PositiveThe Washington Post... slender, often bold ... In some ways, this is not the typical memoir of a so-called political wife, which was also true of the blockbuster memoir by former first lady Michelle Obama ... Such memoirs are good news for those of us who’ve always known that women married to politicians are more complex than the stereotypes of political coverage and bad fiction ... She never mentions her husband’s decision to run for president this time or how she might feel about it. Perhaps the book went to press before she sorted out her thoughts about that. In the wake of her son’s death, she is a different mother, a different political spouse. Perhaps there is no explaining this time.
PositiveThe Washington Post\"...crackles with blunt, often searing observations about politics, race and gender in America ... She is unsparing in her criticism of her husband’s successor, and she takes aim at Trump’s racist rhetoric and his years of falsely insisting that Barack was not born in the United States ... Throughout Becoming, Obama strikes an impressive balance in telling the truth of her challenges while repeatedly acknowledging her lucky life .\
Michael D'Antonio and Peter Eisner

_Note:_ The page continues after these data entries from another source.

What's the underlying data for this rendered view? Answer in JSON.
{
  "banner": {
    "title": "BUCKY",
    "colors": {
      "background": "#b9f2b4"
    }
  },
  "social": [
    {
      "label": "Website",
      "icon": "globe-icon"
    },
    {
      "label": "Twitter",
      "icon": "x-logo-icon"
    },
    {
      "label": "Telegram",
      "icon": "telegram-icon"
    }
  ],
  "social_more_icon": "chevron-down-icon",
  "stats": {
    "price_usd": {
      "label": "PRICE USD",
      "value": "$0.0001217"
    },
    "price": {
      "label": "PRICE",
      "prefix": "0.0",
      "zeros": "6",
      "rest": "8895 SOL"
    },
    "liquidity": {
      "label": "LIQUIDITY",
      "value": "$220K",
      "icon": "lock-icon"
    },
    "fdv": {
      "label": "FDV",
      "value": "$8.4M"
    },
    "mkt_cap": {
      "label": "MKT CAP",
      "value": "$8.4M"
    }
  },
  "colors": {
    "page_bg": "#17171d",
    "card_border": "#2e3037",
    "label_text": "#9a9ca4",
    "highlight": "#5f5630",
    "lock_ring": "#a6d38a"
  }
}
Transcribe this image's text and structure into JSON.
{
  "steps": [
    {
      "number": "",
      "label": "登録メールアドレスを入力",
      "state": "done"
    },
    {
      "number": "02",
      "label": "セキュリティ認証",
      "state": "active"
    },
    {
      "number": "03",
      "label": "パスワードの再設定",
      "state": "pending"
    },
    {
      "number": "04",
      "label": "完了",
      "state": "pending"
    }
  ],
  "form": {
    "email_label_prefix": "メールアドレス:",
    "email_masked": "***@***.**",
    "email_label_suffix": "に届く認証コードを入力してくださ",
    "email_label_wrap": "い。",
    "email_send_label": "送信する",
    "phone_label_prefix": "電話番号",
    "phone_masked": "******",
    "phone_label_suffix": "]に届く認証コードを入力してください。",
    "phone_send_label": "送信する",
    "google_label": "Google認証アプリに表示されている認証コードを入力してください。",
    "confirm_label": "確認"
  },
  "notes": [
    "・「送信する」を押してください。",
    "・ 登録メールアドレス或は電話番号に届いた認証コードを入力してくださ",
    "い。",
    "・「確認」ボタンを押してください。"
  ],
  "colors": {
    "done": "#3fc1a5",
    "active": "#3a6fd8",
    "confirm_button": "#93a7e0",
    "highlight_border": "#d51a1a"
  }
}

PositiveWashington PostThe Shadow President: The Truth About Mike Pence is a deeply reported book, with 23 pages of footnotes. The narrative begins as a tale of a \'nice\' Catholic boy with a \'tender heart\' from the folksy Midwest: \'His personality set point was toasty warm,\' write D’Antonio and Eisner. Then, after losing his first race for Congress in 1988, Pence not so gradually becomes a cunning, self-righteous, self-lauding extremist ... The opening salvo of the new book by journalists Michael D’Antonio and Peter Eisner makes clear their reason for writing it: \'With his oath of office, Vice President Pence became...the most successful Christian supremacist in American history.\' And, the authors argue, in pursuit of his lifelong ambition to become president of the United States, Mike Pence has abandoned the values he claims to hold dear.